But in growing up at these bases, we always had access to great teachers.  We all learned a lot.  About much.  We, I was a part of a touring speaking program in the UP at age 10.  I've been a ham ever since.  Such would explain how I was able to be so confident on TV in the Dallas market as the spokesperson for Dallas ISD for 5.5 years. 

I've had the training for it all my life.  Really.  We were always moving.  Always meeting new people.  We had to learn and learn early how to carry on a conversation, and as importantly, how to start one.  Though I must also confess, our parents taught us really to converse more about work, than about social things.   When dad would get together with other pilots, they'd talk about flying b-52s.  Mom and her friends would talk about being Air Force wives.  And we were in socially remote places.  I mean really, KI was not and never will be the center of the universe.  It was no doubt a first strike target from the USSR, but it was not a place where you were up on the latest trends.

And so, I'm thinking aloud here, of how incredible it would be to do a book or research project on The Cold War Kids.  There were a lot of us.  And we all handled it differently.  Some handled it better than others, but I would dare say, we were all affected by it, that civilian kids were not. 

All this said, it makes a dinner meeting with an old friend tonight that much more special.   We have a lot in common.  We didn't get to grow up with one set of kids we knew from K to 12.  Not in the same city any way.  I was often jealous of local kids for having that benefit.  Like many who had been in my first grade classes in Atwater, CA who I dropped back in on for seventh, eighth, and ninth grades.  The didn't necessarily remember me, but I did them. 
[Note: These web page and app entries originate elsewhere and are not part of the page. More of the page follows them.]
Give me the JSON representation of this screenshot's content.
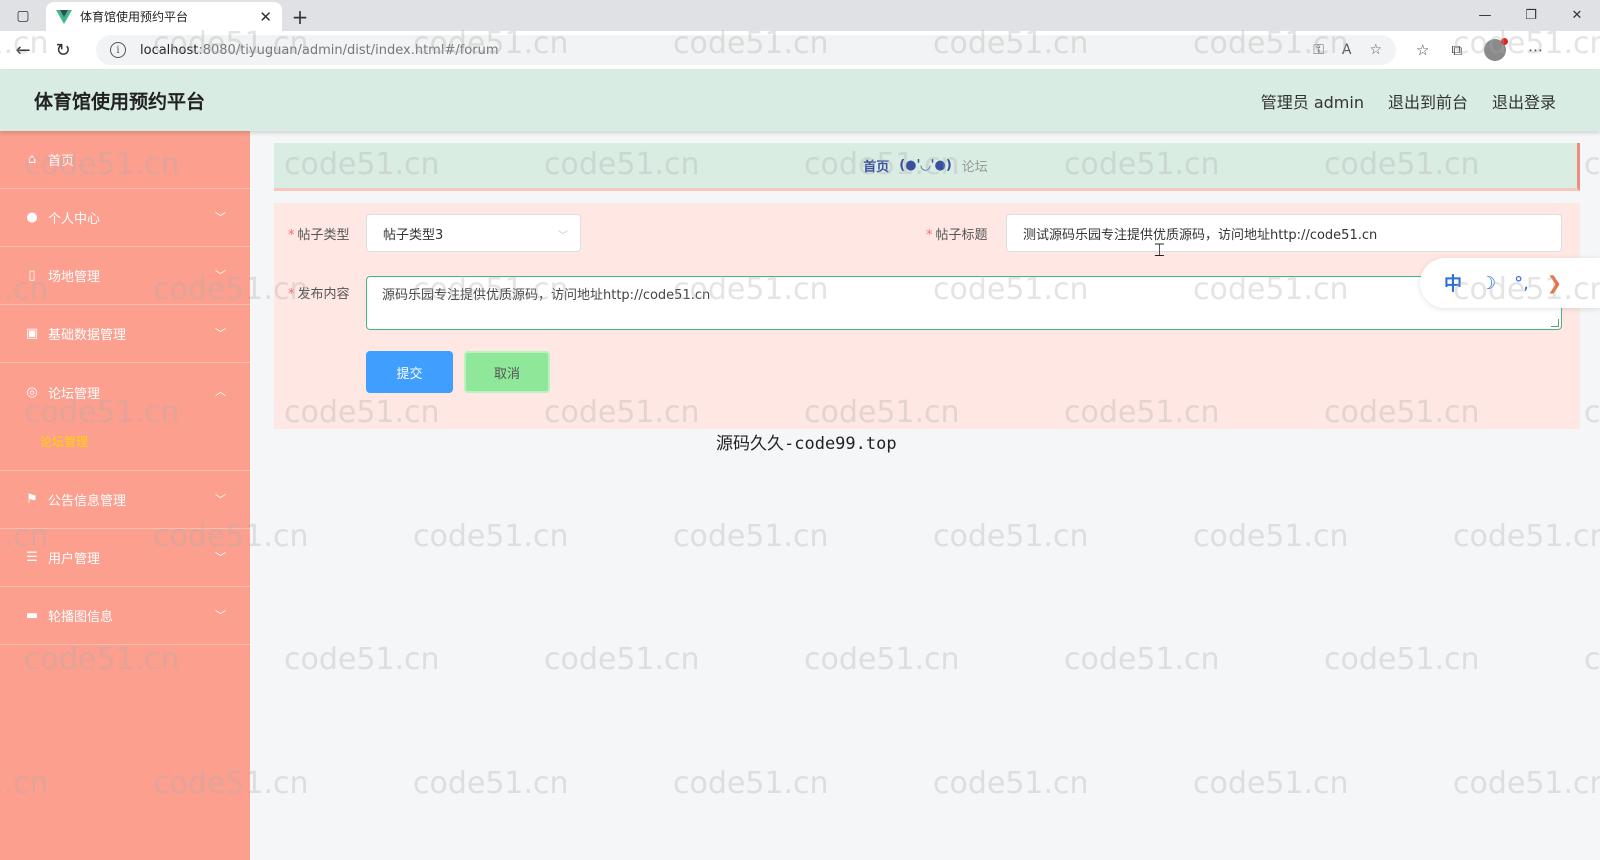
{
  "browser": {
    "tab_title": "体育馆使用预约平台",
    "tab_close": "✕",
    "new_tab": "+",
    "url_host": "localhost",
    "url_path": ":8080/tiyuguan/admin/dist/index.html#/forum",
    "window_controls": [
      "—",
      "❐",
      "✕"
    ]
  },
  "app": {
    "title": "体育馆使用预约平台",
    "user_label": "管理员 admin",
    "front_link": "退出到前台",
    "logout_link": "退出登录"
  },
  "sidebar": {
    "items": [
      {
        "label": "首页",
        "icon": "home-icon",
        "glyph": "⌂",
        "chevron": ""
      },
      {
        "label": "个人中心",
        "icon": "user-icon",
        "glyph": "●",
        "chevron": "﹀"
      },
      {
        "label": "场地管理",
        "icon": "phone-icon",
        "glyph": "▯",
        "chevron": "﹀"
      },
      {
        "label": "基础数据管理",
        "icon": "clipboard-icon",
        "glyph": "▣",
        "chevron": "﹀"
      },
      {
        "label": "论坛管理",
        "icon": "basketball-icon",
        "glyph": "◎",
        "chevron": "︿",
        "sub": "论坛管理"
      },
      {
        "label": "公告信息管理",
        "icon": "flag-icon",
        "glyph": "⚑",
        "chevron": "﹀"
      },
      {
        "label": "用户管理",
        "icon": "list-icon",
        "glyph": "☰",
        "chevron": "﹀"
      },
      {
        "label": "轮播图信息",
        "icon": "briefcase-icon",
        "glyph": "▬",
        "chevron": "﹀"
      }
    ]
  },
  "breadcrumb": {
    "home": "首页",
    "separator": "(●'◡'●)",
    "current": "论坛"
  },
  "form": {
    "type_label": "帖子类型",
    "type_value": "帖子类型3",
    "title_label": "帖子标题",
    "title_value": "测试源码乐园专注提供优质源码，访问地址http://code51.cn",
    "content_label": "发布内容",
    "content_value": "源码乐园专注提供优质源码，访问地址http://code51.cn",
    "submit_label": "提交",
    "cancel_label": "取消"
  },
  "ime": {
    "mode": "中",
    "moon": "☽",
    "dots": "°,",
    "arrow": "❯"
  },
  "caption": "源码久久-code99.top",
  "watermark": "code51.cn"
}
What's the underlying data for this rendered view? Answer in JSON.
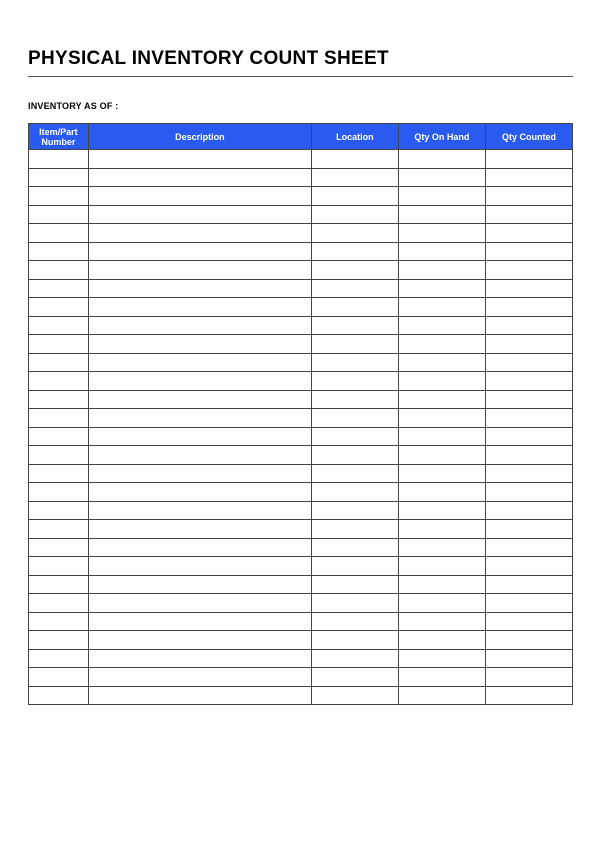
{
  "document": {
    "title": "PHYSICAL INVENTORY COUNT SHEET",
    "subtitle": "INVENTORY AS OF :"
  },
  "table": {
    "headers": {
      "item_part_number": "Item/Part Number",
      "description": "Description",
      "location": "Location",
      "qty_on_hand": "Qty On Hand",
      "qty_counted": "Qty Counted"
    },
    "rows": [
      {
        "item_part_number": "",
        "description": "",
        "location": "",
        "qty_on_hand": "",
        "qty_counted": ""
      },
      {
        "item_part_number": "",
        "description": "",
        "location": "",
        "qty_on_hand": "",
        "qty_counted": ""
      },
      {
        "item_part_number": "",
        "description": "",
        "location": "",
        "qty_on_hand": "",
        "qty_counted": ""
      },
      {
        "item_part_number": "",
        "description": "",
        "location": "",
        "qty_on_hand": "",
        "qty_counted": ""
      },
      {
        "item_part_number": "",
        "description": "",
        "location": "",
        "qty_on_hand": "",
        "qty_counted": ""
      },
      {
        "item_part_number": "",
        "description": "",
        "location": "",
        "qty_on_hand": "",
        "qty_counted": ""
      },
      {
        "item_part_number": "",
        "description": "",
        "location": "",
        "qty_on_hand": "",
        "qty_counted": ""
      },
      {
        "item_part_number": "",
        "description": "",
        "location": "",
        "qty_on_hand": "",
        "qty_counted": ""
      },
      {
        "item_part_number": "",
        "description": "",
        "location": "",
        "qty_on_hand": "",
        "qty_counted": ""
      },
      {
        "item_part_number": "",
        "description": "",
        "location": "",
        "qty_on_hand": "",
        "qty_counted": ""
      },
      {
        "item_part_number": "",
        "description": "",
        "location": "",
        "qty_on_hand": "",
        "qty_counted": ""
      },
      {
        "item_part_number": "",
        "description": "",
        "location": "",
        "qty_on_hand": "",
        "qty_counted": ""
      },
      {
        "item_part_number": "",
        "description": "",
        "location": "",
        "qty_on_hand": "",
        "qty_counted": ""
      },
      {
        "item_part_number": "",
        "description": "",
        "location": "",
        "qty_on_hand": "",
        "qty_counted": ""
      },
      {
        "item_part_number": "",
        "description": "",
        "location": "",
        "qty_on_hand": "",
        "qty_counted": ""
      },
      {
        "item_part_number": "",
        "description": "",
        "location": "",
        "qty_on_hand": "",
        "qty_counted": ""
      },
      {
        "item_part_number": "",
        "description": "",
        "location": "",
        "qty_on_hand": "",
        "qty_counted": ""
      },
      {
        "item_part_number": "",
        "description": "",
        "location": "",
        "qty_on_hand": "",
        "qty_counted": ""
      },
      {
        "item_part_number": "",
        "description": "",
        "location": "",
        "qty_on_hand": "",
        "qty_counted": ""
      },
      {
        "item_part_number": "",
        "description": "",
        "location": "",
        "qty_on_hand": "",
        "qty_counted": ""
      },
      {
        "item_part_number": "",
        "description": "",
        "location": "",
        "qty_on_hand": "",
        "qty_counted": ""
      },
      {
        "item_part_number": "",
        "description": "",
        "location": "",
        "qty_on_hand": "",
        "qty_counted": ""
      },
      {
        "item_part_number": "",
        "description": "",
        "location": "",
        "qty_on_hand": "",
        "qty_counted": ""
      },
      {
        "item_part_number": "",
        "description": "",
        "location": "",
        "qty_on_hand": "",
        "qty_counted": ""
      },
      {
        "item_part_number": "",
        "description": "",
        "location": "",
        "qty_on_hand": "",
        "qty_counted": ""
      },
      {
        "item_part_number": "",
        "description": "",
        "location": "",
        "qty_on_hand": "",
        "qty_counted": ""
      },
      {
        "item_part_number": "",
        "description": "",
        "location": "",
        "qty_on_hand": "",
        "qty_counted": ""
      },
      {
        "item_part_number": "",
        "description": "",
        "location": "",
        "qty_on_hand": "",
        "qty_counted": ""
      },
      {
        "item_part_number": "",
        "description": "",
        "location": "",
        "qty_on_hand": "",
        "qty_counted": ""
      },
      {
        "item_part_number": "",
        "description": "",
        "location": "",
        "qty_on_hand": "",
        "qty_counted": ""
      }
    ]
  },
  "colors": {
    "header_bg": "#2a5bf0",
    "header_text": "#ffffff",
    "border": "#444444"
  }
}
So, there are some thoughts about that.  Much more to writeon the topic but it's now 10:45 and I've got a long day tomorrow. 

read more

Related Posts

Tags

Share This

Pin It on Pinterest